Essay about Surrealism: Salvador Dalí and Classic Greek Statue

Submitted By k78076
Words: 621
Pages: 3

Most of the space is utilized with almost unrelated objects. The central objects in the painting are the two large sculptures, and the colored prism. In addition, there is what appears to be the head of a dead bull, a vast collection of flies, and a small boy observing from the edge. Dali used forms to create the figures of the Venus de Milos, as well as the hidden face of the toreador. The value range of the painting is quite extensive as it reaches from the bright yellows surrounding the face of his wife in the upper left corner to the deep shadows of the sculptures’ torsos. Bold, striking colors are used, such as the rich red of the Venus de Milo’s skirt.

The span of repeated Venus de Milo sculptures dominates the piece; in which Dali activates the negative space in order to create the silhouettes; the dark shadows contrasting with the yellow highlight. The body of the Venus de Milo with the green and white skirt makes up the face of the toreador, while her clothes represent the bullfighter’s shirt and tie. Towards the bottom left, there is a cube made out of bursting, colorful dots; providing the painting with a sense of movement. In the upper right hand corner, the evenly spaced out flies create a disturbing pattern throughout the artwork.

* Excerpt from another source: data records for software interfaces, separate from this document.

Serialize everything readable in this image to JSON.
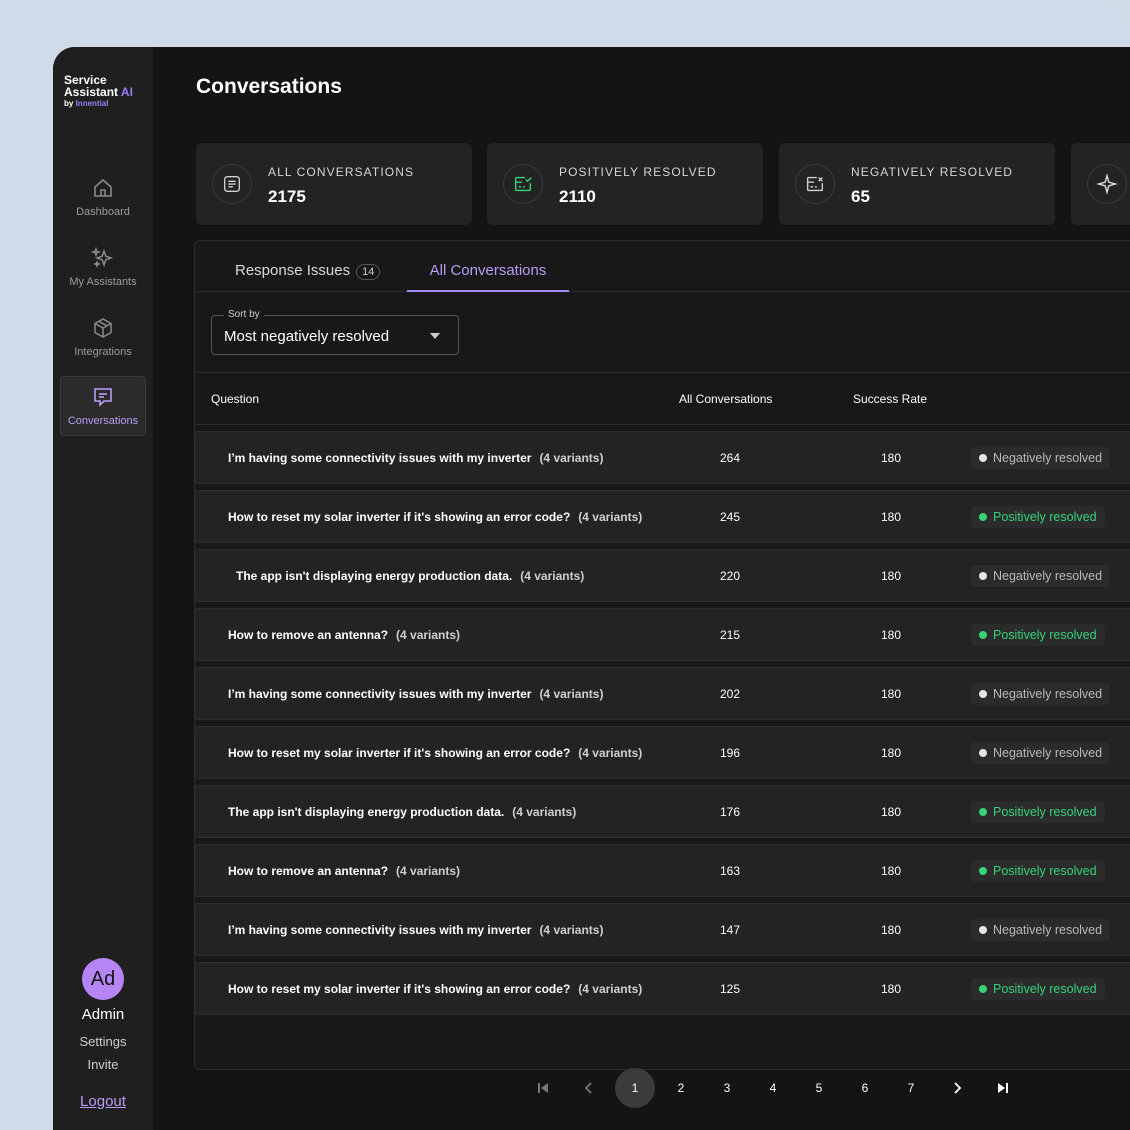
{
  "app": {
    "logo_line1": "Service",
    "logo_line2": "Assistant",
    "logo_ai": "AI",
    "logo_by": "by",
    "logo_brand": "Innential"
  },
  "sidebar": {
    "items": [
      {
        "label": "Dashboard",
        "icon": "home-icon"
      },
      {
        "label": "My Assistants",
        "icon": "sparkles-icon"
      },
      {
        "label": "Integrations",
        "icon": "package-icon"
      },
      {
        "label": "Conversations",
        "icon": "chat-icon",
        "active": true
      }
    ],
    "avatar_initials": "Ad",
    "user_name": "Admin",
    "settings": "Settings",
    "invite": "Invite",
    "logout": "Logout"
  },
  "page": {
    "title": "Conversations"
  },
  "stats": [
    {
      "label": "ALL CONVERSATIONS",
      "value": "2175",
      "icon": "document-icon"
    },
    {
      "label": "POSITIVELY RESOLVED",
      "value": "2110",
      "icon": "check-card-icon"
    },
    {
      "label": "NEGATIVELY RESOLVED",
      "value": "65",
      "icon": "x-card-icon"
    },
    {
      "label": "",
      "value": "",
      "icon": "sparkle-icon"
    }
  ],
  "tabs": {
    "response_issues": "Response Issues",
    "response_issues_count": "14",
    "all_conversations": "All Conversations"
  },
  "sort": {
    "legend": "Sort by",
    "value": "Most negatively resolved"
  },
  "table": {
    "headers": {
      "question": "Question",
      "all_conversations": "All Conversations",
      "success_rate": "Success Rate"
    },
    "rows": [
      {
        "question": "I’m having some connectivity issues with my inverter",
        "variants": "(4 variants)",
        "count": "264",
        "rate": "180",
        "status": "Negatively resolved",
        "type": "neg"
      },
      {
        "question": "How to reset my solar inverter if it's showing an error code?",
        "variants": "(4 variants)",
        "count": "245",
        "rate": "180",
        "status": "Positively resolved",
        "type": "pos"
      },
      {
        "question": "The app isn't displaying  energy production data.",
        "variants": "(4 variants)",
        "count": "220",
        "rate": "180",
        "status": "Negatively resolved",
        "type": "neg"
      },
      {
        "question": "How to remove an antenna?",
        "variants": "(4 variants)",
        "count": "215",
        "rate": "180",
        "status": "Positively resolved",
        "type": "pos"
      },
      {
        "question": "I’m having some connectivity issues with my inverter",
        "variants": "(4 variants)",
        "count": "202",
        "rate": "180",
        "status": "Negatively resolved",
        "type": "neg"
      },
      {
        "question": "How to reset my solar inverter if it's showing an error code?",
        "variants": "(4 variants)",
        "count": "196",
        "rate": "180",
        "status": "Negatively resolved",
        "type": "neg"
      },
      {
        "question": "The app isn't displaying  energy production data.",
        "variants": "(4 variants)",
        "count": "176",
        "rate": "180",
        "status": "Positively resolved",
        "type": "pos"
      },
      {
        "question": "How to remove an antenna?",
        "variants": "(4 variants)",
        "count": "163",
        "rate": "180",
        "status": "Positively resolved",
        "type": "pos"
      },
      {
        "question": "I’m having some connectivity issues with my inverter",
        "variants": "(4 variants)",
        "count": "147",
        "rate": "180",
        "status": "Negatively resolved",
        "type": "neg"
      },
      {
        "question": "How to reset my solar inverter if it's showing an error code?",
        "variants": "(4 variants)",
        "count": "125",
        "rate": "180",
        "status": "Positively resolved",
        "type": "pos"
      }
    ]
  },
  "pagination": {
    "pages": [
      "1",
      "2",
      "3",
      "4",
      "5",
      "6",
      "7"
    ],
    "current": "1"
  },
  "colors": {
    "accent": "#a98cf2",
    "positive": "#36d37a",
    "negative": "#e5e5e5",
    "background": "#141414"
  }
}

As is common with most of Dali’s work, The Hallucinogenic Toreador presents the viewer with many symbols. Initially, what is clear is the connection to the artist’s Spanish culture. The Venus’s skirts are arranged in such a way that it looks like the
Spanish flag, and furthermore the painting is set in a bullfighting ring, which plays a large role in Spanish society. At the Dali Museum, I learned that Salvador Dali was fascinated by physics, which could be the reason behind the exploding molecules near the center of the piece.

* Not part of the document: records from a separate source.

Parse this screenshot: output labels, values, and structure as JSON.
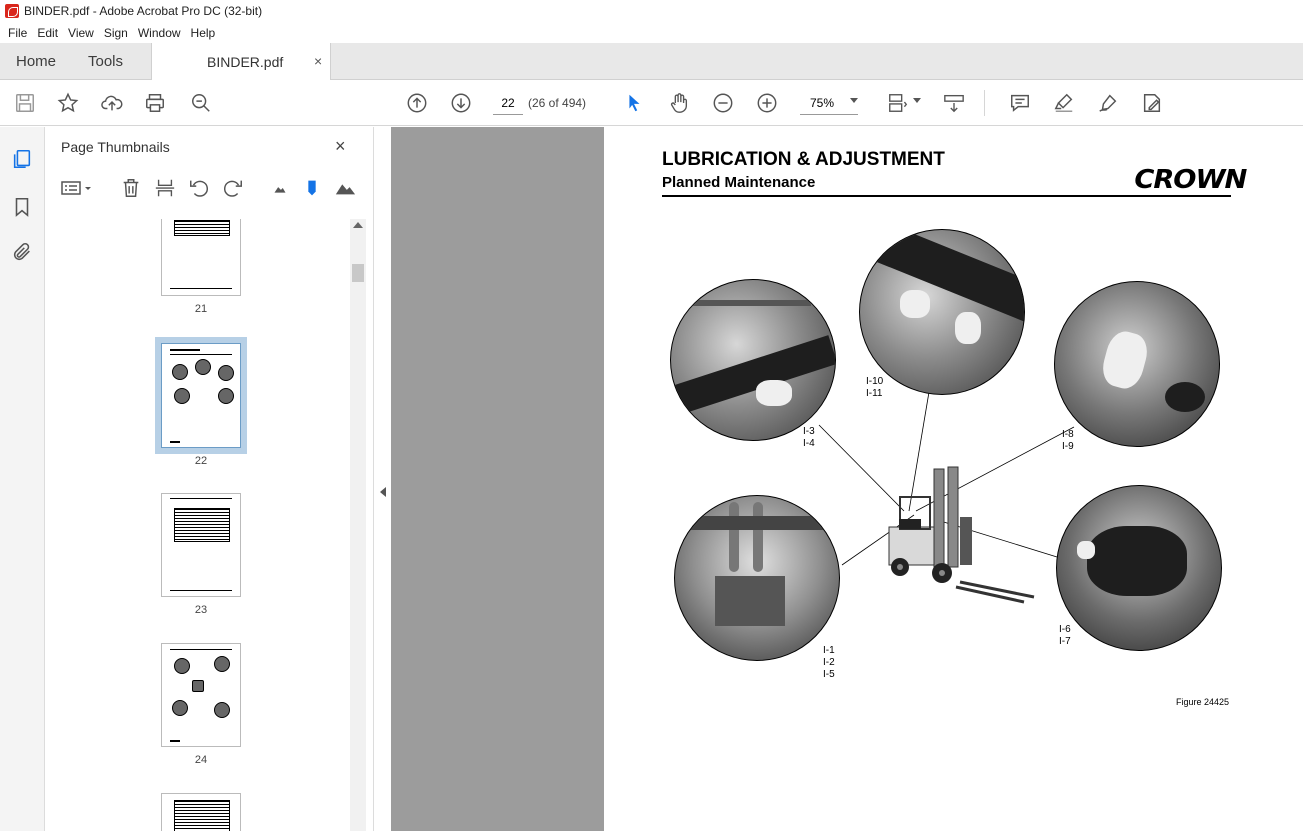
{
  "window": {
    "title": "BINDER.pdf - Adobe Acrobat Pro DC (32-bit)"
  },
  "menu": [
    "File",
    "Edit",
    "View",
    "Sign",
    "Window",
    "Help"
  ],
  "tabs": {
    "home": "Home",
    "tools": "Tools",
    "document": "BINDER.pdf",
    "close": "×"
  },
  "toolbar": {
    "page_current": "22",
    "page_count": "(26 of 494)",
    "zoom": "75%",
    "icons": [
      "save-icon",
      "star-icon",
      "upload-icon",
      "print-icon",
      "search-zoom-icon",
      "prev-page-icon",
      "next-page-icon",
      "select-cursor-icon",
      "hand-icon",
      "zoom-out-icon",
      "zoom-in-icon",
      "page-display-icon",
      "scroll-mode-icon",
      "comment-icon",
      "highlight-icon",
      "sign-icon",
      "fill-sign-icon"
    ]
  },
  "panel": {
    "title": "Page Thumbnails",
    "close": "×",
    "thumbnails": [
      {
        "label": "21"
      },
      {
        "label": "22",
        "selected": true
      },
      {
        "label": "23"
      },
      {
        "label": "24"
      }
    ]
  },
  "page": {
    "heading": "LUBRICATION & ADJUSTMENT",
    "subheading": "Planned Maintenance",
    "brand": "CROWN",
    "figure": "Figure 24425",
    "callouts": [
      {
        "lines": [
          "I-3",
          "I-4"
        ]
      },
      {
        "lines": [
          "I-10",
          "I-11"
        ]
      },
      {
        "lines": [
          "I-8",
          "I-9"
        ]
      },
      {
        "lines": [
          "I-1",
          "I-2",
          "I-5"
        ]
      },
      {
        "lines": [
          "I-6",
          "I-7"
        ]
      }
    ]
  }
}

In The Song of Love, there are three main objects: a ball, a rubber glove, and the head of a classic Greek statue. In the background are buildings and a train. Chirico used primary colors to attract attention towards the symbolic objects; the red glove, the blue sky, and the yellow wood. The three main objects mentioned before, make up the colors of the Italian flag, Chirico’s nationality. Thin, black lines outline most of the objects’ shapes. There is value, in that each object is shaded with black.